In terms of non diet/food related habits, I do want to start reading more often. None of the books on my bookshelf are really calling me to me right now, but whenever I go to a bookstore, I always tell myself I have books at home. Maybe I’ll start a book and if I’m not into it, I’ll buy another one. There’s an Amazon bookstore (!) across the river in Georgetown, and I feel really conflicted about it. It’s a nice bookshop, but it seems like a really big fuck-you to all the physical bookstores that closed because of Amazon. Anyway, I used to really be into fiction, but recently I’ve been on a non-fiction kick. I still haven’t started that podcast life, mostly because I feel like there are just so many good ones that it’ll be difficult sifting through all of them initially.


February 29, 2020


Question 1: How did you feel today? (What thoughts are on your mind on this last day of each month and what stimuli caused you to feel that way?)

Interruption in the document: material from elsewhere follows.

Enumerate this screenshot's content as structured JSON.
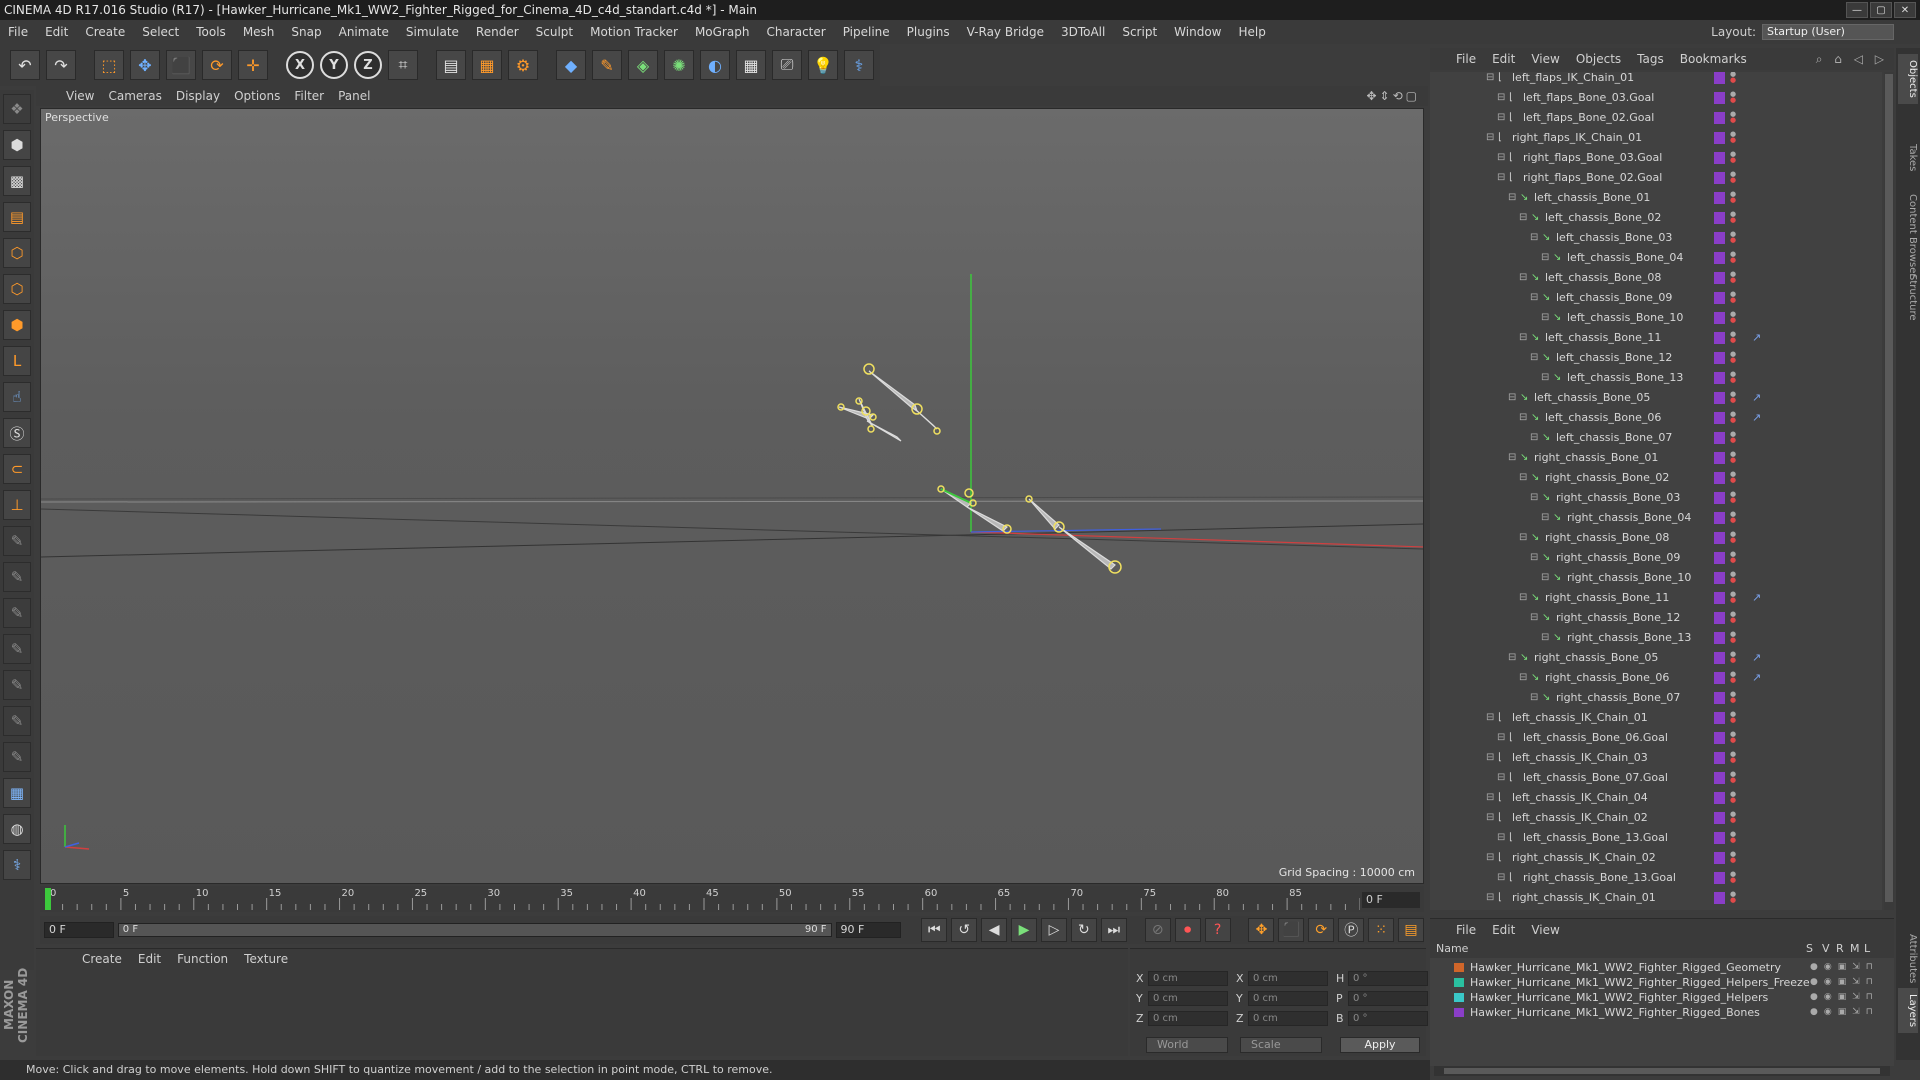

This month went by just as quickly as I had expected. My friend AK and I had planned a trip to New York City this weekend for a food tour. She pointed out that we chose to eat our hearts out on our extra day of the year, which I thought was both hilarious and accurate. Highlights from this month included having my mom come back safely and soundly back from China where she had spent Chinese New Year in the midst of the coronavirus outbreak, spending my first Valentine’s Day with a special someone, and feeling progress from working out consistently.

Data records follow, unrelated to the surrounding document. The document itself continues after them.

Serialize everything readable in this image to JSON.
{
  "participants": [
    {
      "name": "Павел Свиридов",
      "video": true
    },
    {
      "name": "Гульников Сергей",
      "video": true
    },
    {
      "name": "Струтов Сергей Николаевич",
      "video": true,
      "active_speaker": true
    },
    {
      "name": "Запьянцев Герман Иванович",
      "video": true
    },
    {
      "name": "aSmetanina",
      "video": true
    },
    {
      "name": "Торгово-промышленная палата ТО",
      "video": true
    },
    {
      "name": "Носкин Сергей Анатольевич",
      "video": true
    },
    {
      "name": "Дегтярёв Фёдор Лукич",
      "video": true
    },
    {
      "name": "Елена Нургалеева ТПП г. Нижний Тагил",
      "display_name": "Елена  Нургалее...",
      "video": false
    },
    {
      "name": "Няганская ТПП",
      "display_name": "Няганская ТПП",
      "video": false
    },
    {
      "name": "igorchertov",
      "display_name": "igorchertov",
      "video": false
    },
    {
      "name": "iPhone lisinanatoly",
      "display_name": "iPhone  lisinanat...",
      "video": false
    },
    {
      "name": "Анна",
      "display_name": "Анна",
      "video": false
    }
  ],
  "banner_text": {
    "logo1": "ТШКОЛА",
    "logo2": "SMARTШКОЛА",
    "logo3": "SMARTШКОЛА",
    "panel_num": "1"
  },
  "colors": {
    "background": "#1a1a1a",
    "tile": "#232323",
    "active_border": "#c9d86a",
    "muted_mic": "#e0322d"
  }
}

On this last day of the month, we toured around New York City and had some really, really incredible food. We were thinking that Flushing, our first stop of the day, would be empty, but much to our surprise it was completely packed. Highlights from Flushing included a mouthwatering big plate chicken dish from a Uighur food stand that cost only $9.99, and a brown sugar milk boba stand that was worth the 20 minute wait. We also walked around the SoHo area and popped our heads into strange concept stores before eating a smaller dinner–fresh steam rolls and delicious cream puffs!–at the Canal Street Market. We got a few drinks at bars in the nearby area and reflected on our lives from the past few years.

A few years ago, we would have probably gotten smashed and gone out somewhere. Today, I felt content just relaxing and chatting, even though it did feel old to be in a bar with NYU students who definitely weren’t 21. AK and I returned to her friend’s place tired but extremely content with our day and happy with where we were in life.


Question 2: How would you frame your day (answer to the first question) to a complete stranger?

I felt awesome today, mostly due to the amazing food and company from the day. AK’s friend’s S and J graciously hosted us for the weekend, and it felt refreshing to be in a different city. I feel like sometimes I get sucked into the DC bubble; it’s when I travel or go to other places that I realize that I’ve settled down here in a way, with my commute and familiar biking paths and workout schedules. It was nice to get away to New York to not only get a slightly different perspective but also to reaffirm that it was good idea to not move to New York after graduation.

When we arrived the night before, we went through Penn Station, which was so different compared to DC’s transportation hubs. In other words, I was completely shocked. It was 11pm at night, but there was a construction crew jackhammering away and a shoeless homeless man sleeping less than 5 feet away. This image is still emblazoned in my mind–the sounds, the smells, the sights–and I’d never felt more grateful for DC’s public transit system.


Question 3: Two paths diverge in a yellow wood… which do you choose? One winds into a dark canopy headed towards a beautiful valley, and the other heads straight for the top of the mountain. Choose wisely 😉

If alone, I  would probably go to the valley because it’s downhill! But if I were with a group of people, we’d probably tackle the mountain. I love the views from mountains but am less than enthusiastic about the hike sometimes. I need a crew of people who can hold me accountable and encourage each other to get to the top!